→ **What is needed**: In the entries that follow, find each line with the word "your" and copy it.

---- The records

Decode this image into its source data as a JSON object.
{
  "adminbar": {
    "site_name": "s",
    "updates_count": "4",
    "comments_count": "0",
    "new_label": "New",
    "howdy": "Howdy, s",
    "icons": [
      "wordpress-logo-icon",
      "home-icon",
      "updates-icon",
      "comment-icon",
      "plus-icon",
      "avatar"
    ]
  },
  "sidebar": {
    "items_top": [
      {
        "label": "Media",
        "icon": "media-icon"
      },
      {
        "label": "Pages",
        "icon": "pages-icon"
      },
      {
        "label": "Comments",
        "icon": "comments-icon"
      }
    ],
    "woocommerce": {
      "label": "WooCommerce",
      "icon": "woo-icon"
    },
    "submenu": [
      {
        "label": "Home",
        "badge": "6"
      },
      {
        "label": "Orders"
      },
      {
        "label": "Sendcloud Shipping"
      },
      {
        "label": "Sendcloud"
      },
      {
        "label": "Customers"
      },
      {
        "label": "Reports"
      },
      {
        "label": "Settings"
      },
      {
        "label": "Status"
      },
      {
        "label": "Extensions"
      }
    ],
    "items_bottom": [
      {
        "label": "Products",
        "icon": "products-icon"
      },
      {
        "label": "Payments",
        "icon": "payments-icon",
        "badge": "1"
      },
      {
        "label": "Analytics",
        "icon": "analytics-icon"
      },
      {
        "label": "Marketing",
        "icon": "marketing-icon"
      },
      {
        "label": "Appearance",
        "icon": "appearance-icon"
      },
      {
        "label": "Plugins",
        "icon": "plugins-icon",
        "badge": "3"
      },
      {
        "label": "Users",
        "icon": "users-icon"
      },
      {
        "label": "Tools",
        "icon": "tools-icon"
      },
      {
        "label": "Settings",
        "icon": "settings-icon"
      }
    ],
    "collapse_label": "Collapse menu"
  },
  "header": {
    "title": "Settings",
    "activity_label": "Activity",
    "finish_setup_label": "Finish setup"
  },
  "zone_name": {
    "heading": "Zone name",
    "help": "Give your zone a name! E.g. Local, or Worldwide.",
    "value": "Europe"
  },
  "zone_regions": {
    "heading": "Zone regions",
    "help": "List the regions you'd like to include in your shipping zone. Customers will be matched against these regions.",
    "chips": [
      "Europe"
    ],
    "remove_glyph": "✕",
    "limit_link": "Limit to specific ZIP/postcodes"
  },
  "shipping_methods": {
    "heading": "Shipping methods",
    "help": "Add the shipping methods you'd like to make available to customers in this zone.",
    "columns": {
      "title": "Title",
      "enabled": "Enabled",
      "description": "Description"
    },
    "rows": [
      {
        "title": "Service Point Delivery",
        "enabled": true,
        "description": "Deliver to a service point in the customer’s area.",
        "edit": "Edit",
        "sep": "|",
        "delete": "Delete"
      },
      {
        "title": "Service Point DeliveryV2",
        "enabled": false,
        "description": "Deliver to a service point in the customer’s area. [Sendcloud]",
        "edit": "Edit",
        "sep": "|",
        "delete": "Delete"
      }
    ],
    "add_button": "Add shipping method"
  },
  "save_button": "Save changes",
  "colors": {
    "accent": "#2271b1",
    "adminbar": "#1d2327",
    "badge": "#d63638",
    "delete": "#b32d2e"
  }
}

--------

→ **Solved problem**:
    "help": "Give your zone a name! E.g. Local, or Worldwide.",
    "help": "List the regions you'd like to include in your shipping zone. Customers will be matched against these regions.",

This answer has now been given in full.